A HIPAA authorization permits you to name individuals to have access to your medical information and records.
The Health Insurance Portability and Accountability Act (HIPAA) was enacted by the U.S. Congress and signed by President Bill Clinton in 1996. Title I of HIPAA protects health insurance coverage for workers and their families when they change or lose their jobs. Title II of HIPAA, known as the Administrative Simplifications (AS) provisions, among other things addresses the security and privacy of health data.
We all have a right to privacy of our medical records. No one is allowed to get any medical information without our consent. However, there may be times when a family member or close friend may need to access your medical records and you are not able to give consent.
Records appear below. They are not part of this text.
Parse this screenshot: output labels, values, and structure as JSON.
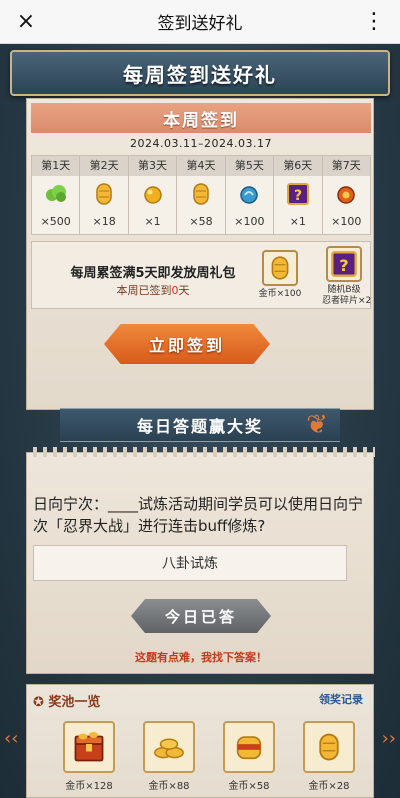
{
  "topbar": {
    "title": "签到送好礼",
    "close_icon": "×",
    "more_icon": "⋮"
  },
  "header": {
    "title": "每周签到送好礼"
  },
  "weekly_signin": {
    "title": "本周签到",
    "date_range": "2024.03.11–2024.03.17",
    "days": [
      {
        "label": "第1天",
        "qty": "×500",
        "icon": "green-cloud-icon",
        "color": "#6fbf3a"
      },
      {
        "label": "第2天",
        "qty": "×18",
        "icon": "coin-icon",
        "color": "#e8a72a"
      },
      {
        "label": "第3天",
        "qty": "×1",
        "icon": "gold-orb-icon",
        "color": "#f0b020"
      },
      {
        "label": "第4天",
        "qty": "×58",
        "icon": "coin-icon",
        "color": "#e8a72a"
      },
      {
        "label": "第5天",
        "qty": "×100",
        "icon": "blue-orb-icon",
        "color": "#3a9ad0"
      },
      {
        "label": "第6天",
        "qty": "×1",
        "icon": "mystery-box-icon",
        "color": "#6a2a8a"
      },
      {
        "label": "第7天",
        "qty": "×100",
        "icon": "red-orb-icon",
        "color": "#d8501a"
      }
    ],
    "bonus_line1": "每周累签满5天即发放周礼包",
    "bonus_line2_prefix": "本周已签到",
    "bonus_count": "0",
    "bonus_line2_suffix": "天",
    "rewards": [
      {
        "label": "金币×100",
        "icon": "coin-icon"
      },
      {
        "label_line1": "随机B级",
        "label_line2": "忍者碎片×2",
        "icon": "mystery-box-icon"
      }
    ],
    "sign_button": "立即签到"
  },
  "quiz": {
    "banner": "每日答题赢大奖",
    "question": "日向宁次：____试炼活动期间学员可以使用日向宁次「忍界大战」进行连击buff修炼?",
    "answer": "八卦试炼",
    "done_button": "今日已答",
    "hint": "这题有点难，我找下答案！"
  },
  "pool": {
    "title": "奖池一览",
    "record_link": "领奖记录",
    "items": [
      {
        "label": "金币×128",
        "icon": "coin-chest-icon"
      },
      {
        "label": "金币×88",
        "icon": "coin-pile-icon"
      },
      {
        "label": "金币×58",
        "icon": "coin-bundle-icon"
      },
      {
        "label": "金币×28",
        "icon": "coin-icon"
      }
    ]
  }
}
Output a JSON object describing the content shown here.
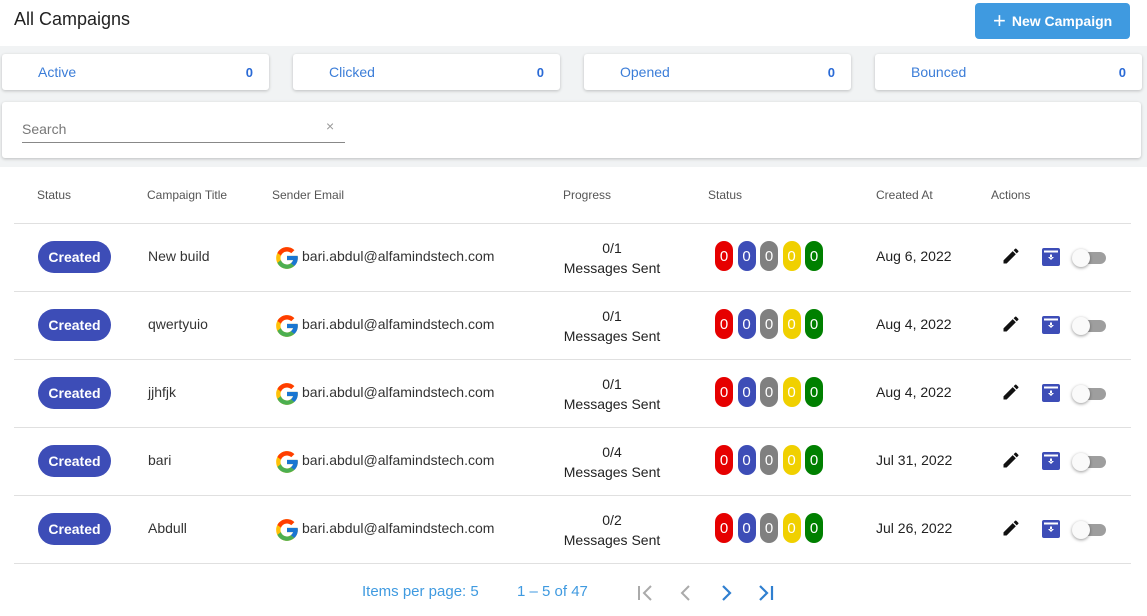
{
  "header": {
    "title": "All Campaigns",
    "new_button": "New Campaign"
  },
  "stats": [
    {
      "label": "Active",
      "count": "0"
    },
    {
      "label": "Clicked",
      "count": "0"
    },
    {
      "label": "Opened",
      "count": "0"
    },
    {
      "label": "Bounced",
      "count": "0"
    }
  ],
  "search": {
    "placeholder": "Search",
    "value": "",
    "clear": "×"
  },
  "table": {
    "columns": [
      "Status",
      "Campaign Title",
      "Sender Email",
      "Progress",
      "Status",
      "Created At",
      "Actions"
    ],
    "status_colors": [
      "#e60000",
      "#3d4db7",
      "#808080",
      "#f0d000",
      "#008000"
    ],
    "rows": [
      {
        "status": "Created",
        "title": "New build",
        "email": "bari.abdul@alfamindstech.com",
        "progress": "0/1",
        "progress_label": "Messages Sent",
        "counts": [
          "0",
          "0",
          "0",
          "0",
          "0"
        ],
        "created": "Aug 6, 2022"
      },
      {
        "status": "Created",
        "title": "qwertyuio",
        "email": "bari.abdul@alfamindstech.com",
        "progress": "0/1",
        "progress_label": "Messages Sent",
        "counts": [
          "0",
          "0",
          "0",
          "0",
          "0"
        ],
        "created": "Aug 4, 2022"
      },
      {
        "status": "Created",
        "title": "jjhfjk",
        "email": "bari.abdul@alfamindstech.com",
        "progress": "0/1",
        "progress_label": "Messages Sent",
        "counts": [
          "0",
          "0",
          "0",
          "0",
          "0"
        ],
        "created": "Aug 4, 2022"
      },
      {
        "status": "Created",
        "title": "bari",
        "email": "bari.abdul@alfamindstech.com",
        "progress": "0/4",
        "progress_label": "Messages Sent",
        "counts": [
          "0",
          "0",
          "0",
          "0",
          "0"
        ],
        "created": "Jul 31, 2022"
      },
      {
        "status": "Created",
        "title": "Abdull",
        "email": "bari.abdul@alfamindstech.com",
        "progress": "0/2",
        "progress_label": "Messages Sent",
        "counts": [
          "0",
          "0",
          "0",
          "0",
          "0"
        ],
        "created": "Jul 26, 2022"
      }
    ]
  },
  "pagination": {
    "items_per_page": "Items per page: 5",
    "range": "1 – 5 of 47"
  }
}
For example, if you had a surgical procedure and something happened during the surgery that put you in a coma, your family would want to access your medical records to determine if the hospital staff or doctor did something wrong. Without your consent, your family will need to go through the legal process to obtain these records. In this example, you are not able to give consent. Signing a HIPAA Authorization allows you to name an individual or individuals to have access to your medical records and other medical information, without having to go through any court process or hiring an attorney just to get the records.
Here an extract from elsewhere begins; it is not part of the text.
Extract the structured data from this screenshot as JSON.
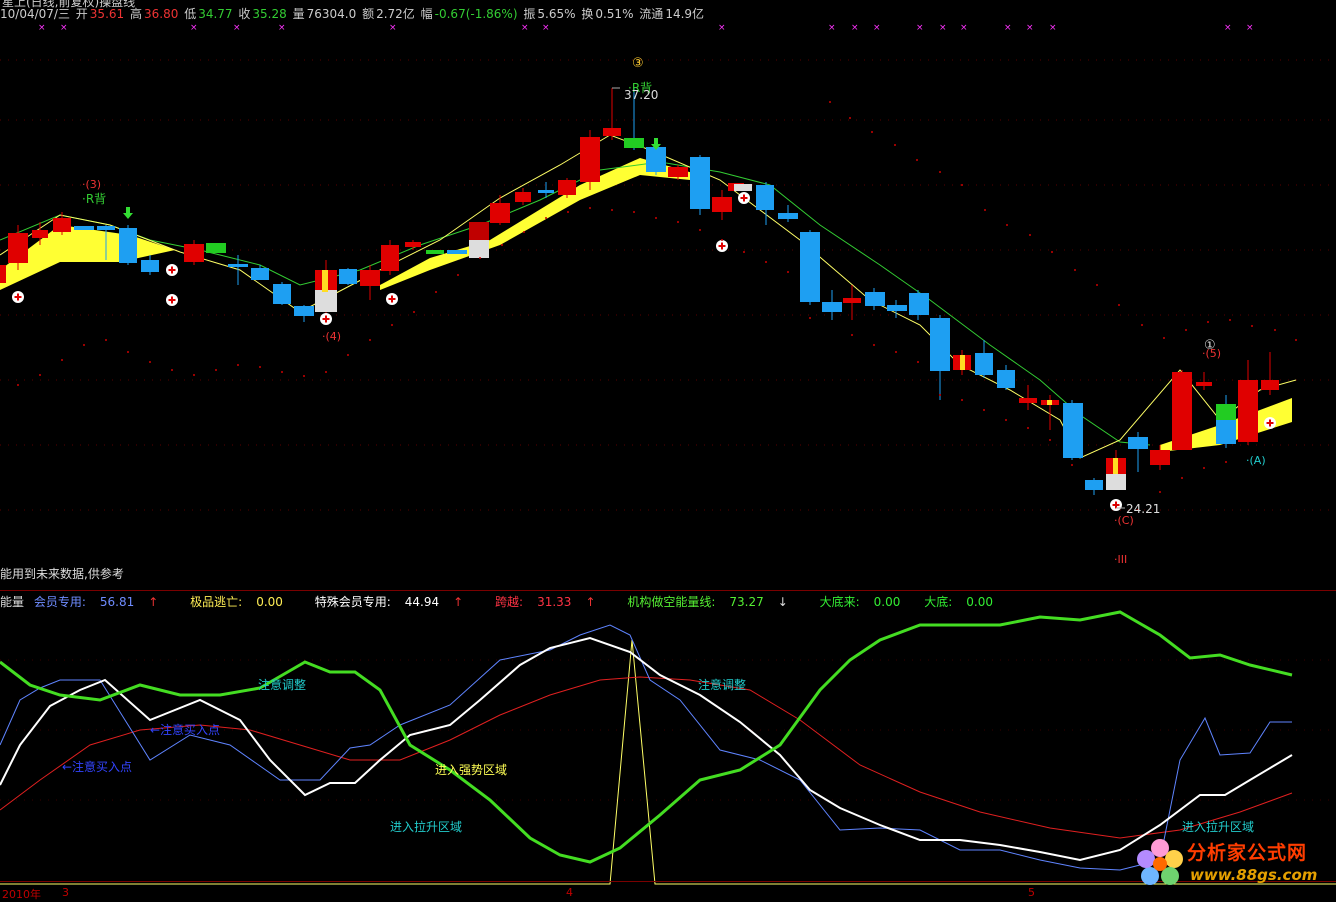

As you can see, it is important to have the proper documents in order for your estate. Working with a qualified estate planning attorney is necessary to make sure things are prepared properly to relieve any concerns you might have.
Want more information on what's included in an Estate Plan? Read our article, Estate Planning 101.